26:55 who stand opposed to these fatal developments.
26:58 We have much in common with the SVP [Swiss People’s Party], for example.
27:01 The defense of liberty, of sovereignty, of identity.
27:07 We have a common DNA. That's why it makes sense when
27:11 we work together to form an opposition against a Europe
27:16 which wants to condemn nations to servitude.
27:23 You talk about the suburbs. Are those problems which we
27:27 see there above all problems of integration?
27:35 Yes, that is an enormous problem. You know , we can manage
27:40 our economic problems, but the integration problems cannot
27:45 be solved anymore.
27:50 Many young immigrants feel discriminated against. They allegedly
27:55 do not have the same chances as the other French.
28:01 Well, I'm sorry, but they are wrong.
28:04 The reality is that the government spends enormous amounts
28:08 of money in the banlieues. A study showed that people
28:11 in the banlieues get 200 times more money per capita
28:14 than people living in poor regions in the countryside.
28:18 There you find really poor people, and not in the banlieues.
30:24 It is a myth that everybody has a chance in France, Karim says.
30:30 Whoever is born in the banlieue, dies there.
30:38 Just like his colleague Walid, who was executed two days ago in the street.
30:43 Amateur videos show the car of the 25-year-old, immediately after
30:48 it was hit by shots fired from a Kalashnikov. An act of revenge in the
30:52 criminal underworld, police say.
31:01 An entire generation has grown up with mass unemployment, resignation
31:08 and gang criminality.
31:18 There were 19 casualties in greater Marseille in six months.
31:22 The mayor demanded the intervention of the army
31:26 in order to take control of the situation
31:34 'I don' t know whether there is a war, but what's for sure is that
31:38 it is weapons of war which are being used here.
31:41 We are in a deadly spiral which steadily gains momentum.'
31:48 The media exaggerate everything.
31:53 People are killed in Gaza, Afghanistan or Iraq, too.
31:58 There are deaths everywhere, not only here in Marseille.

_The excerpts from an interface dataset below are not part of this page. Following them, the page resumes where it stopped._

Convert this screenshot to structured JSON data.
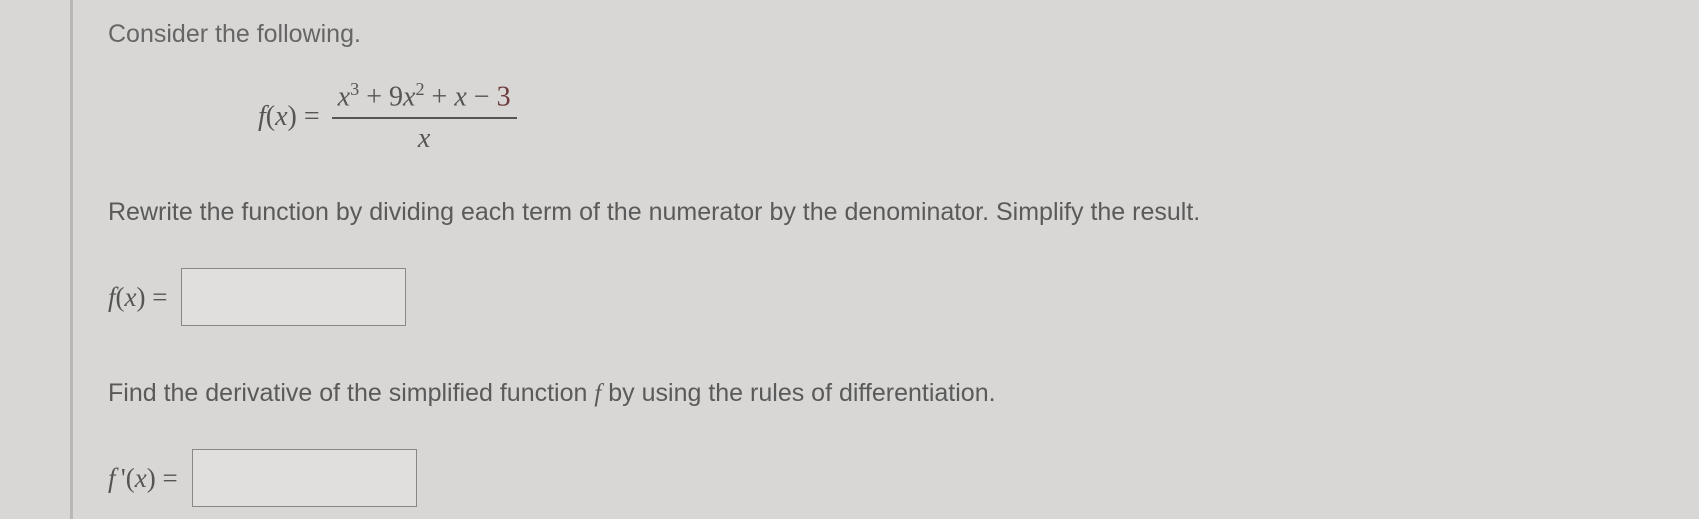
{
  "prompt": "Consider the following.",
  "equation": {
    "lhs": "f(x) =",
    "numerator_html": "x^3 + 9x^2 + x − 3",
    "denominator": "x"
  },
  "instruction1": "Rewrite the function by dividing each term of the numerator by the denominator. Simplify the result.",
  "answer1": {
    "label": "f(x)",
    "eq": "=",
    "value": ""
  },
  "instruction2": "Find the derivative of the simplified function f by using the rules of differentiation.",
  "answer2": {
    "label": "f '(x)",
    "eq": "=",
    "value": ""
  },
  "chart_data": {
    "type": "table",
    "note": "This is a math problem document; numeric expressions are the data.",
    "numerator_terms": [
      "x^3",
      "9x^2",
      "x",
      "-3"
    ],
    "denominator": "x"
  }
}
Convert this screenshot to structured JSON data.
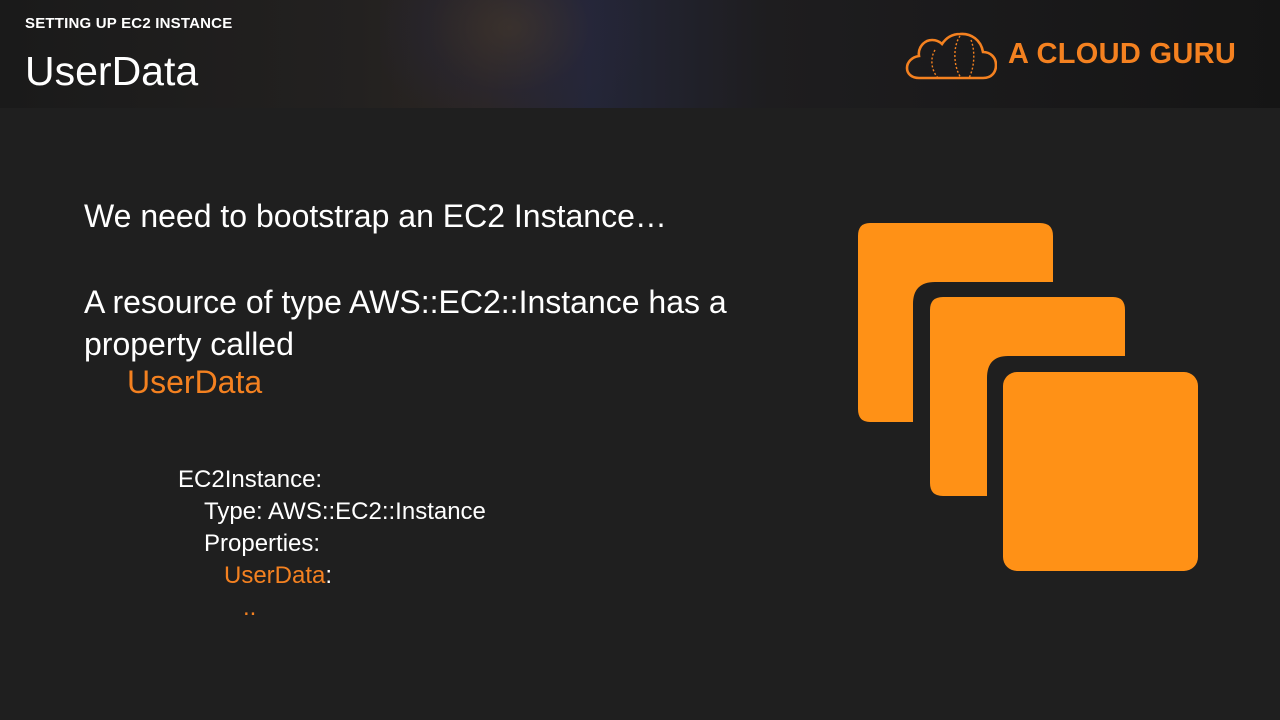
{
  "header": {
    "kicker": "SETTING UP EC2 INSTANCE",
    "title": "UserData",
    "brand": "A CLOUD GURU"
  },
  "content": {
    "line1": "We need to bootstrap an EC2 Instance…",
    "line2": "A resource of type AWS::EC2::Instance has a property called",
    "line3": "UserData"
  },
  "code": {
    "line1": "EC2Instance:",
    "line2": "Type: AWS::EC2::Instance",
    "line3": "Properties:",
    "line4_key": "UserData",
    "line4_colon": ":",
    "line5": ".."
  },
  "icons": {
    "ec2_instances": "ec2-instances-icon",
    "brand_logo": "cloud-logo-icon"
  },
  "colors": {
    "accent": "#f48120",
    "background": "#1f1f1f",
    "icon_orange": "#ff9116"
  }
}
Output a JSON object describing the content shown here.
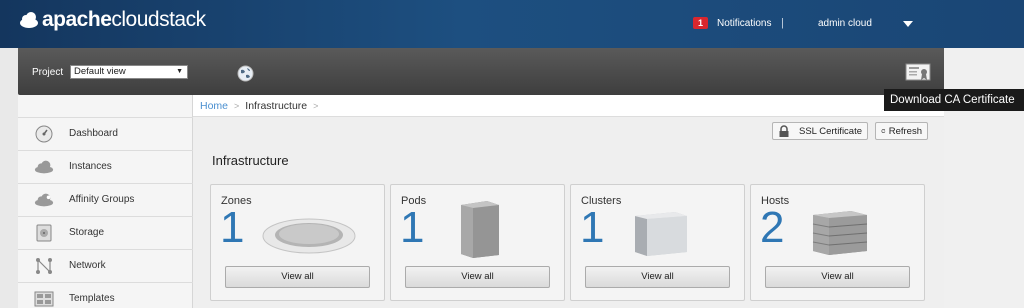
{
  "header": {
    "logo_text_bold": "apache",
    "logo_text_rest": "cloudstack",
    "notifications_count": "1",
    "notifications_label": "Notifications",
    "separator": "|",
    "user": "admin cloud"
  },
  "project_bar": {
    "label": "Project",
    "selected": "Default view"
  },
  "tooltip": "Download CA Certificate",
  "sidebar": {
    "items": [
      {
        "label": "Dashboard",
        "icon": "dashboard-icon"
      },
      {
        "label": "Instances",
        "icon": "cloud-icon"
      },
      {
        "label": "Affinity Groups",
        "icon": "affinity-icon"
      },
      {
        "label": "Storage",
        "icon": "storage-icon"
      },
      {
        "label": "Network",
        "icon": "network-icon"
      },
      {
        "label": "Templates",
        "icon": "templates-icon"
      }
    ]
  },
  "breadcrumb": {
    "home": "Home",
    "current": "Infrastructure",
    "arrow": ">"
  },
  "toolbar": {
    "ssl_label": "SSL Certificate",
    "refresh_label": "Refresh"
  },
  "main": {
    "title": "Infrastructure",
    "cards": [
      {
        "label": "Zones",
        "count": "1",
        "button": "View all"
      },
      {
        "label": "Pods",
        "count": "1",
        "button": "View all"
      },
      {
        "label": "Clusters",
        "count": "1",
        "button": "View all"
      },
      {
        "label": "Hosts",
        "count": "2",
        "button": "View all"
      }
    ]
  }
}
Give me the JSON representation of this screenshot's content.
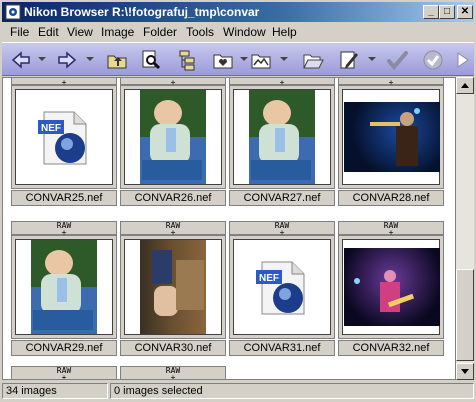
{
  "window": {
    "title": "Nikon Browser R:\\!fotografuj_tmp\\convar"
  },
  "title_buttons": {
    "minimize": "_",
    "maximize": "□",
    "close": "✕"
  },
  "menu": [
    "File",
    "Edit",
    "View",
    "Image",
    "Folder",
    "Tools",
    "Window",
    "Help"
  ],
  "toolbar": {
    "icons": [
      "back-icon",
      "forward-icon",
      "up-folder-icon",
      "search-icon",
      "tree-view-icon",
      "favorites-folder-icon",
      "slideshow-icon",
      "open-folder-icon",
      "edit-icon",
      "check-icon",
      "check-circle-icon",
      "next-icon"
    ]
  },
  "grid": {
    "raw_label": "RAW",
    "plus": "+",
    "cells": [
      {
        "name": "CONVAR25.nef",
        "type": "nef-icon"
      },
      {
        "name": "CONVAR26.nef",
        "type": "baby-photo"
      },
      {
        "name": "CONVAR27.nef",
        "type": "baby-photo"
      },
      {
        "name": "CONVAR28.nef",
        "type": "concert-trumpet"
      },
      {
        "name": "CONVAR29.nef",
        "type": "baby-photo"
      },
      {
        "name": "CONVAR30.nef",
        "type": "room-photo"
      },
      {
        "name": "CONVAR31.nef",
        "type": "nef-icon"
      },
      {
        "name": "CONVAR32.nef",
        "type": "concert-guitar"
      }
    ],
    "nef_text": "NEF"
  },
  "status": {
    "count": "34 images",
    "selected": "0 images selected"
  },
  "colors": {
    "toolbar": "#9b9bd9",
    "titlebar": "#0a246a"
  }
}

32:04 But we are in Europe, after all.
32:08 Yeah, of course, but people die also in Palermo.
32:20 What must have a 23-year-old experienced, that he
32:23 giggles at the death of a colleague, and says that the media
32:27 would exaggerate it.
33:42 We meet once again with Karim. We would like to know
33:46 if he has dreams at least for his children.
33:54 'I dream that my children will one day have it better than I had.
33:58 No limited employment contract, no unemployment, no discrimination,
34:02 no exploitation. A fully normal life. That's what I dream about.'
49:27 But how far are those people see, or are able to?
49:32 Those who lost their job yesterday, who don't know
49:36 whether they will be able to feed their children today, and
49:40 No longer believe that tomorrow everything will improve.
49:45 It seems that the visionary times are over.